● **Exercise goal**
State how many lines in the entries below hold the string "chat", and give nothing besides that number.
-*-*-
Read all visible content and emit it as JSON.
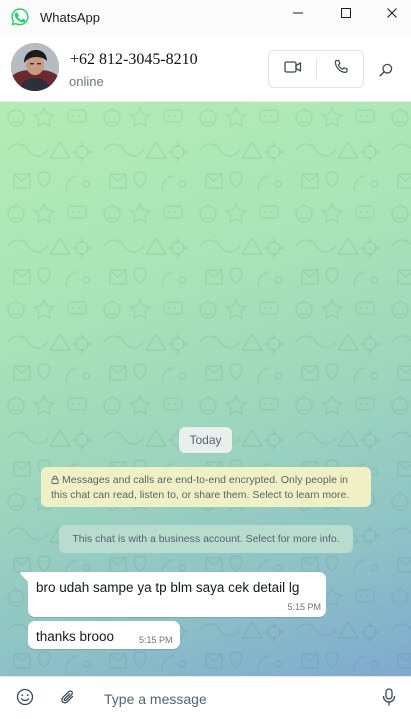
{
  "window": {
    "title": "WhatsApp",
    "controls": [
      "minimize-icon",
      "maximize-icon",
      "close-icon"
    ]
  },
  "header": {
    "contact_name": "+62 812-3045-8210",
    "status": "online",
    "actions": [
      "video-call-icon",
      "phone-icon",
      "search-icon"
    ]
  },
  "chat": {
    "date_label": "Today",
    "encryption_notice": "Messages and calls are end-to-end encrypted. Only people in this chat can read, listen to, or share them. Select to learn more.",
    "business_notice": "This chat is with a business account. Select for more info.",
    "messages": [
      {
        "text": "bro udah sampe ya tp blm saya cek detail lg",
        "time": "5:15 PM"
      },
      {
        "text": "thanks brooo",
        "time": "5:15 PM"
      }
    ]
  },
  "composer": {
    "placeholder": "Type a message",
    "icons": [
      "emoji-icon",
      "paperclip-icon",
      "microphone-icon"
    ]
  },
  "colors": {
    "brand": "#25d366",
    "wallpaper_top": "#b5ecb6",
    "wallpaper_bottom": "#7fa9cf",
    "encryption_bg": "#f1f0c4",
    "bubble_bg": "#ffffff"
  }
}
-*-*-
● **Answer to the exercise**
3